Maine Alliance for Road Associations
Calcium Chloride is the glue that preserves the fine particles from blowing away on gravel roads. We lose these fine soils from wind, washouts, lots of traffic and fast drivers, creating a dust bowl. We have a contractor (or 2) in the southern area of Maine if anyone is looking for a contractor. Does anyone have information about limiting it's use near shorelines and well water?
See pages 35 and 36 of the DEP's Gravel Roads Maintenance Manual, available on MARA's Resources page. Note that it says, "Use of these and other chemical treatments, even salt, must be limited or not used at all in areas near water wells and in the shoreland zone. "
thank you. the DEP has some different info on this topic whereas the DOT has some other percentages, so i was curious if anyone has more info. town regulations aka public works also has some info too via the salt/sand distribution near shorelines.
This Dust control thread is 6 months old, but I did not want to start a new one on the same topic.
The gravel/dirt road in my road association used to have calcium chloride applied to it annually in flake or liquid form by one of the members up until ~2013. This cost the road association ~$300-$400 for the purchase of a bulk CaCl (pallet?) each year and labor was provided by the road association member.
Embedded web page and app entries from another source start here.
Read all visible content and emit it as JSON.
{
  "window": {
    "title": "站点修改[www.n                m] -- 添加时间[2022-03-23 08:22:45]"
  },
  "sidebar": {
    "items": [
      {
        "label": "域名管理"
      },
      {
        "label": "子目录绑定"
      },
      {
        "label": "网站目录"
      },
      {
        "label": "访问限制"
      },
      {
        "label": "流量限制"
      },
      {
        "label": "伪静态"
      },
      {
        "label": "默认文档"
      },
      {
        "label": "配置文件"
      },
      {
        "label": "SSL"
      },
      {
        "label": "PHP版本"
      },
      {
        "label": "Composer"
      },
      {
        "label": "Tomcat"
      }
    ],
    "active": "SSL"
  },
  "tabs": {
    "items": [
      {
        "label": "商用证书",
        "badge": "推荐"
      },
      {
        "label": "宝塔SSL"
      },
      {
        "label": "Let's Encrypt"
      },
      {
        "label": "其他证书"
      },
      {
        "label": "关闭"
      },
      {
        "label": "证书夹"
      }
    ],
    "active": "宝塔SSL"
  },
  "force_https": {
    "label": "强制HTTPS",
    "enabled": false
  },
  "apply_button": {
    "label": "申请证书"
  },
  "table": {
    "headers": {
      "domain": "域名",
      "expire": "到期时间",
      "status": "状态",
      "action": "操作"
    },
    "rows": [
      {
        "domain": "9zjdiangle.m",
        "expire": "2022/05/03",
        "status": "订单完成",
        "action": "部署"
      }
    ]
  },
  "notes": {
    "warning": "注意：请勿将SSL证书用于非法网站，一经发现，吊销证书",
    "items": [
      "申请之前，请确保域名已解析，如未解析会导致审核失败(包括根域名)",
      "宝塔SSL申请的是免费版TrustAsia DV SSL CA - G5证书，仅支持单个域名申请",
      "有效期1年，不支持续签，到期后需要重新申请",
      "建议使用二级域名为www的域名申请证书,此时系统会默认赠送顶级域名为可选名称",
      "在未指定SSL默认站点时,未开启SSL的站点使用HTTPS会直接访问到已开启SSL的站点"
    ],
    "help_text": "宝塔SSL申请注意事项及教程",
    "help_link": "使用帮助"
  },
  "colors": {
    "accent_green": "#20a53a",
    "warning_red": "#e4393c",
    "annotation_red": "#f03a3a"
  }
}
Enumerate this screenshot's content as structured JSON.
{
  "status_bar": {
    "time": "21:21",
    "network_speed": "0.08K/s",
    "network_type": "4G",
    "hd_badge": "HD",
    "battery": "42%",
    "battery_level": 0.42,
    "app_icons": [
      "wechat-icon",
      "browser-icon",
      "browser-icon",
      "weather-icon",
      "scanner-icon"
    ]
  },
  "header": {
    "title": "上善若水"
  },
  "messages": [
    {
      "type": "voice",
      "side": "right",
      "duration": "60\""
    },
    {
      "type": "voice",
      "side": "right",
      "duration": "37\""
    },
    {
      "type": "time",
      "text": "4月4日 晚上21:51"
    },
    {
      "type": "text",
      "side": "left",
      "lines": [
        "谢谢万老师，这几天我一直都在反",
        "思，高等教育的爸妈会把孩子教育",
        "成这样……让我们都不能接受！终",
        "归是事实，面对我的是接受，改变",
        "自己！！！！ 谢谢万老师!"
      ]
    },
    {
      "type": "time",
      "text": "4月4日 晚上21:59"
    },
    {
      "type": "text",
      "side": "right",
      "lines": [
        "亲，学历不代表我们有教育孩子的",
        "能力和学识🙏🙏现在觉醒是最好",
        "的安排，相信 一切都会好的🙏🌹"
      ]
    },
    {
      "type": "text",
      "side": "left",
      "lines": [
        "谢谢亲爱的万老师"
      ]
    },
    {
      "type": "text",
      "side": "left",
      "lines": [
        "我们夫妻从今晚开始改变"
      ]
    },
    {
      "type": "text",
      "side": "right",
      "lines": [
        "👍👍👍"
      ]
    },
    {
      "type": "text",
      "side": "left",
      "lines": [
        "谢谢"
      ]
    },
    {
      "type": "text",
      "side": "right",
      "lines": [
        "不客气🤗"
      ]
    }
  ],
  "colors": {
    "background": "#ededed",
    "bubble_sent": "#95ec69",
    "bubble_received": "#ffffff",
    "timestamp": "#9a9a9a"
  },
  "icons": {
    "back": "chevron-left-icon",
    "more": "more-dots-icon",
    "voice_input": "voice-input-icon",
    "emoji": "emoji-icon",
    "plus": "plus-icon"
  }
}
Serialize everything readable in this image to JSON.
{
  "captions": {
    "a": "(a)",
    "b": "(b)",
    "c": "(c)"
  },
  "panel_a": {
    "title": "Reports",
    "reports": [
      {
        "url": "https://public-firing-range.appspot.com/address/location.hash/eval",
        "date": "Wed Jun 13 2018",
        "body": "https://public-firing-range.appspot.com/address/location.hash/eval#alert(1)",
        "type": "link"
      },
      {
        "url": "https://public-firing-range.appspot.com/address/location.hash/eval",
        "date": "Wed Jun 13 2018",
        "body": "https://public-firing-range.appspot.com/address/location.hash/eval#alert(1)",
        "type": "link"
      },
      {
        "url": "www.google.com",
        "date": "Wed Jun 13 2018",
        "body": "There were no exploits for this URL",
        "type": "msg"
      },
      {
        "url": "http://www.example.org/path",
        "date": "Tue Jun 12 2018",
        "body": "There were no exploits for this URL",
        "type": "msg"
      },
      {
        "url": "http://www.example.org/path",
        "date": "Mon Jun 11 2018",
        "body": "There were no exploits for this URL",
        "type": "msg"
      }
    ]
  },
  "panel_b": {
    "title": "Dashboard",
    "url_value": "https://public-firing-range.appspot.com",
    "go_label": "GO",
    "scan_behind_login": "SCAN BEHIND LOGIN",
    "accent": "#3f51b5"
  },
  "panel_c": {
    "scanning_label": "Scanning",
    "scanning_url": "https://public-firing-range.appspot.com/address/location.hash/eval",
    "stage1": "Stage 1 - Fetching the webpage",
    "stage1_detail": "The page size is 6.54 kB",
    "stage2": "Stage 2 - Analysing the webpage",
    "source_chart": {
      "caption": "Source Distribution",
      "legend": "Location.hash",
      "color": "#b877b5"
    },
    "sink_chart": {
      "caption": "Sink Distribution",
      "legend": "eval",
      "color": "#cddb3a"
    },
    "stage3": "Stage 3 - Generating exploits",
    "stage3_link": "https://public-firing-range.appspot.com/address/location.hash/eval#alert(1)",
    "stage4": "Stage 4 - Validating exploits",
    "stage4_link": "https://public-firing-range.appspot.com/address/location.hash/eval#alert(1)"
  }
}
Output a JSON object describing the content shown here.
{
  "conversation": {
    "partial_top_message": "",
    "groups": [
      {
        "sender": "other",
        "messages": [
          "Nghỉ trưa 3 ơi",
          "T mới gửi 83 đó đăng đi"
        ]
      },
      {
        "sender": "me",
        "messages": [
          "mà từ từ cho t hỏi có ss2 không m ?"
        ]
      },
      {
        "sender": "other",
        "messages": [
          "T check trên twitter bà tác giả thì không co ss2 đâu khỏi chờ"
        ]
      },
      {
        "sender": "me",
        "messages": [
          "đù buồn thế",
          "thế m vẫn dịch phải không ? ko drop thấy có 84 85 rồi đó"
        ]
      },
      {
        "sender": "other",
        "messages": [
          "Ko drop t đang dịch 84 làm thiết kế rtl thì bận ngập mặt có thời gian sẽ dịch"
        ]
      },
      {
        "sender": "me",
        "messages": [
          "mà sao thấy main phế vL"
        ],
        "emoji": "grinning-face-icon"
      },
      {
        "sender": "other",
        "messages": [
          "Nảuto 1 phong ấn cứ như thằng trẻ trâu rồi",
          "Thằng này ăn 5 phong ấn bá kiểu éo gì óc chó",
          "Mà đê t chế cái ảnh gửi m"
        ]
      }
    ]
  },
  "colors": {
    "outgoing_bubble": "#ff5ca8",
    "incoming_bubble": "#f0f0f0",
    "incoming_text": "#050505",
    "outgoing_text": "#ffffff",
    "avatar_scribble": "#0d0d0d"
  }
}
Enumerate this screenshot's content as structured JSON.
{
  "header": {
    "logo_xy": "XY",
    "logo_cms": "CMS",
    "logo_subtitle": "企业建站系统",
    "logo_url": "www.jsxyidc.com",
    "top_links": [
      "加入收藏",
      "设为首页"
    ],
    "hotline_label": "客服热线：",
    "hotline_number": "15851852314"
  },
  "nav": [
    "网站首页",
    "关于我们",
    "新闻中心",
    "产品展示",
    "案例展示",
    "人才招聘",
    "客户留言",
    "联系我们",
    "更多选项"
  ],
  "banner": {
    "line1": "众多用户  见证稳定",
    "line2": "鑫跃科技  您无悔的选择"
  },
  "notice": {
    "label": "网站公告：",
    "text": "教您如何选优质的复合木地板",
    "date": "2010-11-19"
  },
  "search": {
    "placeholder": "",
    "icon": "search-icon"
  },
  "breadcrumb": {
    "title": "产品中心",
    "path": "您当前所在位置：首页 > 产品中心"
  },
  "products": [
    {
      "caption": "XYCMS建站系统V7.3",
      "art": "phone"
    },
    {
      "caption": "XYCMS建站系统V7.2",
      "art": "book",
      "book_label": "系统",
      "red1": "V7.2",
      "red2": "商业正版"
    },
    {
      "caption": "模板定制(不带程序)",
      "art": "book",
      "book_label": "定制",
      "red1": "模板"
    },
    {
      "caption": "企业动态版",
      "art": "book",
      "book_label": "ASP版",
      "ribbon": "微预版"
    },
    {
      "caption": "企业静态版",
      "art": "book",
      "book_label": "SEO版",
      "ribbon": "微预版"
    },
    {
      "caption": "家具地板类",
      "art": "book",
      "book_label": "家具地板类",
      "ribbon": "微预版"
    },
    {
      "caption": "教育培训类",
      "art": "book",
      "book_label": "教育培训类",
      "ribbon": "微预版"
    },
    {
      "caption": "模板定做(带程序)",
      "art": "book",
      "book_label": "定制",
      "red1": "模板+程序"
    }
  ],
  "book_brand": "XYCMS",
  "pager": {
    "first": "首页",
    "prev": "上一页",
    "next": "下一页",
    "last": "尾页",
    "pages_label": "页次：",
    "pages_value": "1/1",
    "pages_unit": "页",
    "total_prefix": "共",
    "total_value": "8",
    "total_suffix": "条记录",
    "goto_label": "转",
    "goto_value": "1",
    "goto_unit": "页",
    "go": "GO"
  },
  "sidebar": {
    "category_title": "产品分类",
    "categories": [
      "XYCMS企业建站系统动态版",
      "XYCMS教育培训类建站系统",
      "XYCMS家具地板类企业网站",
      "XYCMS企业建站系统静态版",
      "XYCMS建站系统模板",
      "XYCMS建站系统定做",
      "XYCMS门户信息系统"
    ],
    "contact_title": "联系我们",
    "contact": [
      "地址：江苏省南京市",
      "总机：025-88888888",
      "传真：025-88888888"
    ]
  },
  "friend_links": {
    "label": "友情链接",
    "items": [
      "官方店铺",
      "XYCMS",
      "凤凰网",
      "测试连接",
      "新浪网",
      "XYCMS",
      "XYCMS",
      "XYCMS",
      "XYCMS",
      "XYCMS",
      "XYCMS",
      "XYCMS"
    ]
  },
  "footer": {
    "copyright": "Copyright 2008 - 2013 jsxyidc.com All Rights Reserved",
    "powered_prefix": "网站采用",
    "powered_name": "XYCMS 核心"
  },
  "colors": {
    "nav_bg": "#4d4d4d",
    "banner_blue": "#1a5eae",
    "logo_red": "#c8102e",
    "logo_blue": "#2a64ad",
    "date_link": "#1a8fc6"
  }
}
Since that time the assoc. member has moved away, the road assoc. president changed and CaCl has not been applied in 7 years.
Recently some members have been complaining about dust from the road during the summer months when the road is heavily used and windows are more likely to be open. I would like to explore the current dust control options and costs to provide at the next annual road assoc. meeting this summer.
Question 1: Contractor contacts?
I am looking for contact information for a contractor or two to provide an estimate to apply a dust control measure to private road averaging 16 to 18 ft wide and about 0.6 miles long with some shorter secondary roads. The CaCl was applied to the road in the past during the grading and rolling of the road, typically completed in May and it seemed to effectively suppress dust and even hold the road together (weak salt cement) through the summer season.
Question 2: Alternate Dust control products? availability, use, experience in Maine?
Does anyone have any experience using a dust control products that is non-salt based. Maybe, one that includes a food grade product like vegetable oil or one with polymer binder. There is concern by the association president that CaCl "eats cars". And while CaCl is a salt, it is less corrosive than sodium chloride (rock salt) and it is what is used in the winter brine solutions applied to the road by State DOTs. It seems at odds to complain about dust and then also not consider one application of CaCl when you live in Maine which uses the same product in the winter, and in this case, you live close to saltwater and salt air. However, I would like to explore other available products that are environmentally friendly, even if they cost 2x or 3x more.
Any contacts/suggestions/experience is appreciated in advance.
Does anyone have experience using the dust control product DustLess from Global Environmental Solutions in Salem, NH. I have attached their literature to share with everyone.
Dustless is not salt based and is recommended to be applied once annually via a water truck or anything which is used to apply water to dirt/gravel roads.
I am looking for a non-salt based, environmentally friendly product for dust control to use on our road association road.
Looks intriguing - but none of the literature you sent seems to say what the substance they use actually consists of. It tells what it is not, but doesn't say what it is, or whether it will eventually end up in streams, and if so, what effect it might have. It also doesn't say how long the product has been in use, what the long terms effects have been, or whether they have loyal repeat customers. I'd love to know more about it. My impression is that this may be pretty new technology, so maybe some of my questions don't have answers yet. Definitely something to watch, though.
I referred this question to Pete Coughlan Director of the Maine Local Roads Center at the Maine DOT, and here is his reply (printed with his permission):
I’ve seen many products for dust control over the years. They all promote their benefits and virtues. I can’t really see this product’s actual ingredients.
All products have a Fed’l safety sheet that tells ingredients and safety issues/precautions.
See “safety data sheets” here:
The actual performance of a product depends on many factors like soil type, plasticity, humidity, temp, subsoils, traffic type and volume, climate, etc. In one place, a product may be awesome and then simply not work in other locales.
I always say…….. try it in your location and see how it works.
There have been MANY studies over the years that compare different types and products. I think everyone of them has always concluded that CaCl2 is always the recommended one when one considers cost, environment, effectiveness, etc. When done correctly, CaCL2 stays in place and has little enviro impact.
Here is one article I saw a few years ago. Click on the "Gravel Road Maintenance Information” bullet, then see 6th bullet under that for product comparisons:
Peter M. Coughlan, P.E.Director, Maine Local Roads Center (LTAP)
Community Services Division
Maine DOT, Station 16, 24 Child St
Augusta ME 04333-0016
Ph: 207/624-3266 FAX: 207/624-3301
The Maine Alliance for Road Associations